Women may experience unusual vaginal discharge, a burning sensation while urinating, bleeding in between period cycles, heavy or irregular periods or pain during bowel movements.
In men, Gonorrhoea may take the form of urethral infection which can lead to secretion of pus from the penis. There may also be discomfort or swelling and pain in the testicles. Similar to women, infected men may experience burning sensation while urinating and pain during passing stool.
Gonorrhea that affects your eyes may cause eye pain, sensitivity to light, and pus-like discharge from one or both eyes.
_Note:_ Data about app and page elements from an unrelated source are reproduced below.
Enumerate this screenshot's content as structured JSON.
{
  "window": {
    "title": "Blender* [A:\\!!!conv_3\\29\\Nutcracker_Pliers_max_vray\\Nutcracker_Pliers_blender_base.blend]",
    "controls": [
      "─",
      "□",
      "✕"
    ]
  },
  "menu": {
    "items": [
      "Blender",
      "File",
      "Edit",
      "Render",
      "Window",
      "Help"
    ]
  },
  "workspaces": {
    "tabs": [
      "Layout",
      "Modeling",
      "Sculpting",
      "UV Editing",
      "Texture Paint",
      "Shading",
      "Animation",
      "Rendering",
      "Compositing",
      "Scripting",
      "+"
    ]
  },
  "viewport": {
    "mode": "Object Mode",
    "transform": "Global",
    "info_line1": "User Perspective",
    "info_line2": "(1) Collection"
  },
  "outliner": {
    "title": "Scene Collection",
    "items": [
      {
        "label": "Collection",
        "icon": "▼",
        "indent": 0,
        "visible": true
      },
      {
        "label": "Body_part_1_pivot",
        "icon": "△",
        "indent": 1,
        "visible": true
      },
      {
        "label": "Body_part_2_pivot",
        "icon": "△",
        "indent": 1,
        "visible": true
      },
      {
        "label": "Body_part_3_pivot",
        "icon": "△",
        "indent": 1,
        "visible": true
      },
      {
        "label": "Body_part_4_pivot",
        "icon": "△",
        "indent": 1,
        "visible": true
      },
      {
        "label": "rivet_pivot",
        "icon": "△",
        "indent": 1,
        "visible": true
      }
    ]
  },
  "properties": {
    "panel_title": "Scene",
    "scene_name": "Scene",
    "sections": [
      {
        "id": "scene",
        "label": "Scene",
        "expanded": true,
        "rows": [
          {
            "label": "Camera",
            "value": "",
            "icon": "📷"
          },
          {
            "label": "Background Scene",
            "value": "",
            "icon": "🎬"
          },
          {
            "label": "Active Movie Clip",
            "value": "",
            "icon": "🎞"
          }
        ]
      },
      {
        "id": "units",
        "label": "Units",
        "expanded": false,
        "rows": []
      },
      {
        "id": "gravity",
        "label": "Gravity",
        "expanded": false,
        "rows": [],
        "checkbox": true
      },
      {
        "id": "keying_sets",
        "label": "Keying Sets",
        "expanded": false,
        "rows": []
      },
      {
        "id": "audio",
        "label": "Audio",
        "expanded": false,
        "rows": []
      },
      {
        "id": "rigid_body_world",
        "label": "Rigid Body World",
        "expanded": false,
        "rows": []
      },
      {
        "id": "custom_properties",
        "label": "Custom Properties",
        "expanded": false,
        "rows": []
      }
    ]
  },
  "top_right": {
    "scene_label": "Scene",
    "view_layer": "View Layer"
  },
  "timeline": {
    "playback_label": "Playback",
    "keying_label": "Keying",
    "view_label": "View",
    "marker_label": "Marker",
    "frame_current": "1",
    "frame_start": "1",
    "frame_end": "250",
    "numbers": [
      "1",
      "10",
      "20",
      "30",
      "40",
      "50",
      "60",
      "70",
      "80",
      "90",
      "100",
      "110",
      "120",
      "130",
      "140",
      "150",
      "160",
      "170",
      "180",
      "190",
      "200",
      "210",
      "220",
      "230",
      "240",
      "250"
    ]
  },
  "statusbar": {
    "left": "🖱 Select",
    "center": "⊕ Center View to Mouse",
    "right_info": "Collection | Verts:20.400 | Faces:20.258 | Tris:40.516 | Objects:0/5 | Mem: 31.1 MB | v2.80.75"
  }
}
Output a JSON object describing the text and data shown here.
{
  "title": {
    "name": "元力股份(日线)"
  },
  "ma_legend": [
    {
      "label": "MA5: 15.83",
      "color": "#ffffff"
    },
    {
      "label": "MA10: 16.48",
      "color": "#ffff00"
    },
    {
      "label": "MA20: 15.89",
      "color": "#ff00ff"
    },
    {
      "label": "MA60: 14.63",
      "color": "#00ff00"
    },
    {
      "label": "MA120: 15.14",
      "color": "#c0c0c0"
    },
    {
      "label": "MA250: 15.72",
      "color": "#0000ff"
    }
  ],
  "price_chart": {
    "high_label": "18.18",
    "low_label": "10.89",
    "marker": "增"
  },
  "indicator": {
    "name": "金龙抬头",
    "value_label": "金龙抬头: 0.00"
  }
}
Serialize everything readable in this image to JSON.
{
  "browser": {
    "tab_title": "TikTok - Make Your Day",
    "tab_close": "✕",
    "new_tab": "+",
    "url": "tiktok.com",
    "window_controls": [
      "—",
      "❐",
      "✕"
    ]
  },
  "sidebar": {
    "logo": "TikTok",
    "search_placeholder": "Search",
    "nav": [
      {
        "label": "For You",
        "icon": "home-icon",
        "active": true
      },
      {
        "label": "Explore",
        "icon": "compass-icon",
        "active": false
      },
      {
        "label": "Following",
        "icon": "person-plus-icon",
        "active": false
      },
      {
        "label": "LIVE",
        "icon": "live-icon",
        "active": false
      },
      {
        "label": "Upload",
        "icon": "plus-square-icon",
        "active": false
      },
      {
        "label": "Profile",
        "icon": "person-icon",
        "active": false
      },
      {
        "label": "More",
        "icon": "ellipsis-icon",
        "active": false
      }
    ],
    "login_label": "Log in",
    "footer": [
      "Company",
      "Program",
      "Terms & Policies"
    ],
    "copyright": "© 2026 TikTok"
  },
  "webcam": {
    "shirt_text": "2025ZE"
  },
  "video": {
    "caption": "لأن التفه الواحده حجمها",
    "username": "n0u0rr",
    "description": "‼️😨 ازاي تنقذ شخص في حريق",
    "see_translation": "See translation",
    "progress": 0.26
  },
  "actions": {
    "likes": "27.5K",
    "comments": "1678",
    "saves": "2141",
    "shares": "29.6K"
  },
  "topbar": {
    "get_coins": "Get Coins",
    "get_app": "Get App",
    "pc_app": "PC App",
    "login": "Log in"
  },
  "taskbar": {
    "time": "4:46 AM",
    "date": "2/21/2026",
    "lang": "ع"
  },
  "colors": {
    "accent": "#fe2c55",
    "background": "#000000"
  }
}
Signs and symptoms of a
throat infection due to Gonorrhoea may include a sore throat and swollen lymph
nodes in the neck
Gnorrheoa can lead to several infections called the Gonococcal infections which may invade different areas like urethra, pelvic muscle, rectum, vagina, eyes or throat.
Gonorrhoea can lead to Pelvic Inflammatory Disease (PID) in women which can lead to ectopic pregnancy (when the embryo grows in a place outside the uterus) or infertility.
In men, it can lead to Epididymitis which is characterized by swelling in testicles and can lead to complications like chronic pain or even infertility (in rare cases)
Gonorrhoea is often accompanied with another STI Chlamydia. Moreover, Gonorrhoea also increases the risk of transmitting or acquiring HIV, although the risk may not be as prominent as in the case of Syphilis.
When a mother transmits the infection to her baby at the time of childbirth there is a risk of child suffering from blindness, joint infection or a life threatening blood infection.
Use of condoms and dental dams to have protected sex can minimize the risk of getting infected.
However to completely eliminate the risk one must either abstain from oral, vagina and anal sex, or be in a monogamous relationship with a partner tested uninfected for Gonorrhoea.
Centre for Disease Control and Prevention (CDC) recommends yearly gonorrhea screening for-
1. All sexually active women younger than 25 years
2. Older women with risk factors such as new or multiple sex partners, or a sex partner who has a sexually transmitted infection.
Apart from that,
1. Anyone with above symptoms like burning sensation while urinating or discharge from their genitals among other should get tested for the infection.
2. Pregnant women
3. If you had sexual interaction with an infected person
4. A sexually active person who may have unprotected sex with multiple partners
Also, if you are sexually active it is suggested that you discuss the risk factor with your healthcare provider.
· Urine test. This may help identify bacteria in your urethra.
· Swab of affected area. A swab of your throat, urethra, vagina or rectum may collect bacteria that can be identified in a laboratory.
For women, home testing kits are available for gonorrhea. Home testing kits include vaginal swabs for self-testing that are sent to a specified lab for testing.
Gonorrhoea is one of the four curable STIs.
Antibiotics are used to cure Gonorrhoea in adults. However, in the face of growing resistance of the bacteria causing the infection to antibiotics, CDC prescribes dual therapy. This implies administration of two types of antibiotics to the person to increase the chance of treatment. However, treatment will not lead to reversal of previous damage but will prevent the disease from spreading any further.
If a person’s symptoms continue for more than a few days after receiving treatment, he or she should return to a health care provider to be reevaluated.
For the partners of the infected person
All recent sexual partners of the infected person must see their health care providers and get treated for Gonorrhoea even though they are not diagnosed for it. A person with gonorrhea and all of his or her sex partners must avoid having sex until they have completed their treatment for and show no more symptoms. A person treated for Gonorrhoea once can be re-infected with the disease if their partner is carrying the bacteria.